Work order
Print each record exactly, with no word added or removed.

Input
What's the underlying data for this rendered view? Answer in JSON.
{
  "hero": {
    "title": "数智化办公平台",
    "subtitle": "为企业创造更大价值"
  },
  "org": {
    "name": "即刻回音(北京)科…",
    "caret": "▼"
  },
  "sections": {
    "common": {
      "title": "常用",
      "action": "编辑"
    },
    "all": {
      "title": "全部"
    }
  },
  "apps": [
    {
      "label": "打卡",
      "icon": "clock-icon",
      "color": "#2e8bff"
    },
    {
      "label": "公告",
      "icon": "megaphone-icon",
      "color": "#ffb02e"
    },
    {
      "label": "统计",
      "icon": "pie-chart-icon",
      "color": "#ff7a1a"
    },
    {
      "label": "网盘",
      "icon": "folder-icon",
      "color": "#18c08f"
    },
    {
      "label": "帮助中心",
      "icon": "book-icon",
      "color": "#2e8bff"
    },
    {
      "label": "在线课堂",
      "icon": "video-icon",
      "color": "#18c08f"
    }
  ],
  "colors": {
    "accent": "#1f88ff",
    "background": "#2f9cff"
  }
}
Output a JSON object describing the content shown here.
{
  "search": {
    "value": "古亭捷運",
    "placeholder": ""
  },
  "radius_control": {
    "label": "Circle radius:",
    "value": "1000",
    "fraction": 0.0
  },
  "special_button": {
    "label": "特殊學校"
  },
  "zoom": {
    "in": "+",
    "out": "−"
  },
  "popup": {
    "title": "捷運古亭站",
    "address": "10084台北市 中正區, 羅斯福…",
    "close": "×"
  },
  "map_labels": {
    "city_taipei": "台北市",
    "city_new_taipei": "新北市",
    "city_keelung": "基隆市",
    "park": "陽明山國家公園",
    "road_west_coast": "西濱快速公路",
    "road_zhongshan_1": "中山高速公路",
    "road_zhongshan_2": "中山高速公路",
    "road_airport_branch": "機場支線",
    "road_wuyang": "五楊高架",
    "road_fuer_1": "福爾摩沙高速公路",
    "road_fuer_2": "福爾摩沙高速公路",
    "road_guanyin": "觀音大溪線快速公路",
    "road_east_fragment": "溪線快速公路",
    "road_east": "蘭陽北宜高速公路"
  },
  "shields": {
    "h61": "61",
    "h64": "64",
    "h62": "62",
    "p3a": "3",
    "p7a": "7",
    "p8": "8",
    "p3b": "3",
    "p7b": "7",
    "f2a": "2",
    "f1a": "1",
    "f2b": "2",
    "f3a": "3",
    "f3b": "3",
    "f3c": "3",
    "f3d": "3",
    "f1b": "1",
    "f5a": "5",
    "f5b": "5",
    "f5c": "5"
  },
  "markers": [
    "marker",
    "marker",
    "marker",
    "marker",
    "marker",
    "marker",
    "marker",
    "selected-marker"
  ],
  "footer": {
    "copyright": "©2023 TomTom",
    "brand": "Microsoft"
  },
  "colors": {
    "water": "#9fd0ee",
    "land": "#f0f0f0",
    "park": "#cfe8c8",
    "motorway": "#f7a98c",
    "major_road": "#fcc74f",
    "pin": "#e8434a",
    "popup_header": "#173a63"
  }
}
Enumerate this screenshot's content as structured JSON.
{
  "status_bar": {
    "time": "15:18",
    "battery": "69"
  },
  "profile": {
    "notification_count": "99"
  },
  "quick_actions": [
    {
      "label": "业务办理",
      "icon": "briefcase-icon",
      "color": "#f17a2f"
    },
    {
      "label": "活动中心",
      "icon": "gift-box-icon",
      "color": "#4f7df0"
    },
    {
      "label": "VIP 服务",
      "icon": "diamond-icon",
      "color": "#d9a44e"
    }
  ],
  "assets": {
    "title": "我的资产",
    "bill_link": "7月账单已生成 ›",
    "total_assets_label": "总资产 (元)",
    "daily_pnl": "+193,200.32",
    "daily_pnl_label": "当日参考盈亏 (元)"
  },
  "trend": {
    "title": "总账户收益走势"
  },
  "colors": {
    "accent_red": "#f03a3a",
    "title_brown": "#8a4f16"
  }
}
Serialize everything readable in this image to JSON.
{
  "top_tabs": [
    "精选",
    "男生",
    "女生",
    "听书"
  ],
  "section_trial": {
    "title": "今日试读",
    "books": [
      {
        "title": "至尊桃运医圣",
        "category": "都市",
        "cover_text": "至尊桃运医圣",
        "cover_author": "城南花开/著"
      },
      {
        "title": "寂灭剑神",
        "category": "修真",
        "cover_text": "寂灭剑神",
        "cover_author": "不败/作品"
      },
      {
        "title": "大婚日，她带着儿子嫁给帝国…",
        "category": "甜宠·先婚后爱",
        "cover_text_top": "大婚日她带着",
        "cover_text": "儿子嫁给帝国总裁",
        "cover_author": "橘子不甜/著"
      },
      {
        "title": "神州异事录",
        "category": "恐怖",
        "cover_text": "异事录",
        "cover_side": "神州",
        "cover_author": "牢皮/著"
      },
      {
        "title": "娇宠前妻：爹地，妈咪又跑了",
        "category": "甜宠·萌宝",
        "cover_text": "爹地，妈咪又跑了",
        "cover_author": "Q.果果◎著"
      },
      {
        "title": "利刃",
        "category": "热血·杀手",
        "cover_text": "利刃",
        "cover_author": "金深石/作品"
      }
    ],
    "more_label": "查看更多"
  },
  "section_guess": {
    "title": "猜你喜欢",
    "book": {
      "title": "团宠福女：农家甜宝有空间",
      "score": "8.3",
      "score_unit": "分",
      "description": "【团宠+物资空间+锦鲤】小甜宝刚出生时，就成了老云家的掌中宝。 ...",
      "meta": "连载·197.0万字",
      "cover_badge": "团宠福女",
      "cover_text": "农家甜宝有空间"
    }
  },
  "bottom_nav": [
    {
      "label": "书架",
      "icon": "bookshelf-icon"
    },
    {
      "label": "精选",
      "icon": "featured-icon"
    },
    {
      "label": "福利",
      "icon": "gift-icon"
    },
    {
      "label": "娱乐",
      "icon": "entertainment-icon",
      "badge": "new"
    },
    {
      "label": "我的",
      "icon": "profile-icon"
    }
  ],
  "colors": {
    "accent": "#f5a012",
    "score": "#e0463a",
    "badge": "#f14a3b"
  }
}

Exercise result
What's the underlying data for this rendered view? Answer in JSON.
{
  "hero": {
    "title": "数智化办公平台",
    "subtitle": "为企业创造更大价值"
  },
  "org": {
    "name": "即刻回音(北京)科…",
    "caret": "▼"
  },
  "sections": {
    "common": {
      "title": "常用",
      "action": "编辑"
    },
    "all": {
      "title": "全部"
    }
  },
  "apps": [
    {
      "label": "打卡",
      "icon": "clock-icon",
      "color": "#2e8bff"
    },
    {
      "label": "公告",
      "icon": "megaphone-icon",
      "color": "#ffb02e"
    },
    {
      "label": "统计",
      "icon": "pie-chart-icon",
      "color": "#ff7a1a"
    },
    {
      "label": "网盘",
      "icon": "folder-icon",
      "color": "#18c08f"
    },
    {
      "label": "帮助中心",
      "icon": "book-icon",
      "color": "#2e8bff"
    },
    {
      "label": "在线课堂",
      "icon": "video-icon",
      "color": "#18c08f"
    }
  ],
  "colors": {
    "accent": "#1f88ff",
    "background": "#2f9cff"
  }
}
Output a JSON object describing the content shown here.
{
  "search": {
    "value": "古亭捷運",
    "placeholder": ""
  },
  "radius_control": {
    "label": "Circle radius:",
    "value": "1000",
    "fraction": 0.0
  },
  "special_button": {
    "label": "特殊學校"
  },
  "zoom": {
    "in": "+",
    "out": "−"
  },
  "popup": {
    "title": "捷運古亭站",
    "address": "10084台北市 中正區, 羅斯福…",
    "close": "×"
  },
  "map_labels": {
    "city_taipei": "台北市",
    "city_new_taipei": "新北市",
    "city_keelung": "基隆市",
    "park": "陽明山國家公園",
    "road_west_coast": "西濱快速公路",
    "road_zhongshan_1": "中山高速公路",
    "road_zhongshan_2": "中山高速公路",
    "road_airport_branch": "機場支線",
    "road_wuyang": "五楊高架",
    "road_fuer_1": "福爾摩沙高速公路",
    "road_fuer_2": "福爾摩沙高速公路",
    "road_guanyin": "觀音大溪線快速公路",
    "road_east_fragment": "溪線快速公路",
    "road_east": "蘭陽北宜高速公路"
  },
  "shields": {
    "h61": "61",
    "h64": "64",
    "h62": "62",
    "p3a": "3",
    "p7a": "7",
    "p8": "8",
    "p3b": "3",
    "p7b": "7",
    "f2a": "2",
    "f1a": "1",
    "f2b": "2",
    "f3a": "3",
    "f3b": "3",
    "f3c": "3",
    "f3d": "3",
    "f1b": "1",
    "f5a": "5",
    "f5b": "5",
    "f5c": "5"
  },
  "markers": [
    "marker",
    "marker",
    "marker",
    "marker",
    "marker",
    "marker",
    "marker",
    "selected-marker"
  ],
  "footer": {
    "copyright": "©2023 TomTom",
    "brand": "Microsoft"
  },
  "colors": {
    "water": "#9fd0ee",
    "land": "#f0f0f0",
    "park": "#cfe8c8",
    "motorway": "#f7a98c",
    "major_road": "#fcc74f",
    "pin": "#e8434a",
    "popup_header": "#173a63"
  }
}
Enumerate this screenshot's content as structured JSON.
{
  "status_bar": {
    "time": "15:18",
    "battery": "69"
  },
  "profile": {
    "notification_count": "99"
  },
  "quick_actions": [
    {
      "label": "业务办理",
      "icon": "briefcase-icon",
      "color": "#f17a2f"
    },
    {
      "label": "活动中心",
      "icon": "gift-box-icon",
      "color": "#4f7df0"
    },
    {
      "label": "VIP 服务",
      "icon": "diamond-icon",
      "color": "#d9a44e"
    }
  ],
  "assets": {
    "title": "我的资产",
    "bill_link": "7月账单已生成 ›",
    "total_assets_label": "总资产 (元)",
    "daily_pnl": "+193,200.32",
    "daily_pnl_label": "当日参考盈亏 (元)"
  },
  "trend": {
    "title": "总账户收益走势"
  },
  "colors": {
    "accent_red": "#f03a3a",
    "title_brown": "#8a4f16"
  }
}
Serialize everything readable in this image to JSON.
{
  "top_tabs": [
    "精选",
    "男生",
    "女生",
    "听书"
  ],
  "section_trial": {
    "title": "今日试读",
    "books": [
      {
        "title": "至尊桃运医圣",
        "category": "都市",
        "cover_text": "至尊桃运医圣",
        "cover_author": "城南花开/著"
      },
      {
        "title": "寂灭剑神",
        "category": "修真",
        "cover_text": "寂灭剑神",
        "cover_author": "不败/作品"
      },
      {
        "title": "大婚日，她带着儿子嫁给帝国…",
        "category": "甜宠·先婚后爱",
        "cover_text_top": "大婚日她带着",
        "cover_text": "儿子嫁给帝国总裁",
        "cover_author": "橘子不甜/著"
      },
      {
        "title": "神州异事录",
        "category": "恐怖",
        "cover_text": "异事录",
        "cover_side": "神州",
        "cover_author": "牢皮/著"
      },
      {
        "title": "娇宠前妻：爹地，妈咪又跑了",
        "category": "甜宠·萌宝",
        "cover_text": "爹地，妈咪又跑了",
        "cover_author": "Q.果果◎著"
      },
      {
        "title": "利刃",
        "category": "热血·杀手",
        "cover_text": "利刃",
        "cover_author": "金深石/作品"
      }
    ],
    "more_label": "查看更多"
  },
  "section_guess": {
    "title": "猜你喜欢",
    "book": {
      "title": "团宠福女：农家甜宝有空间",
      "score": "8.3",
      "score_unit": "分",
      "description": "【团宠+物资空间+锦鲤】小甜宝刚出生时，就成了老云家的掌中宝。 ...",
      "meta": "连载·197.0万字",
      "cover_badge": "团宠福女",
      "cover_text": "农家甜宝有空间"
    }
  },
  "bottom_nav": [
    {
      "label": "书架",
      "icon": "bookshelf-icon"
    },
    {
      "label": "精选",
      "icon": "featured-icon"
    },
    {
      "label": "福利",
      "icon": "gift-icon"
    },
    {
      "label": "娱乐",
      "icon": "entertainment-icon",
      "badge": "new"
    },
    {
      "label": "我的",
      "icon": "profile-icon"
    }
  ],
  "colors": {
    "accent": "#f5a012",
    "score": "#e0463a",
    "badge": "#f14a3b"
  }
}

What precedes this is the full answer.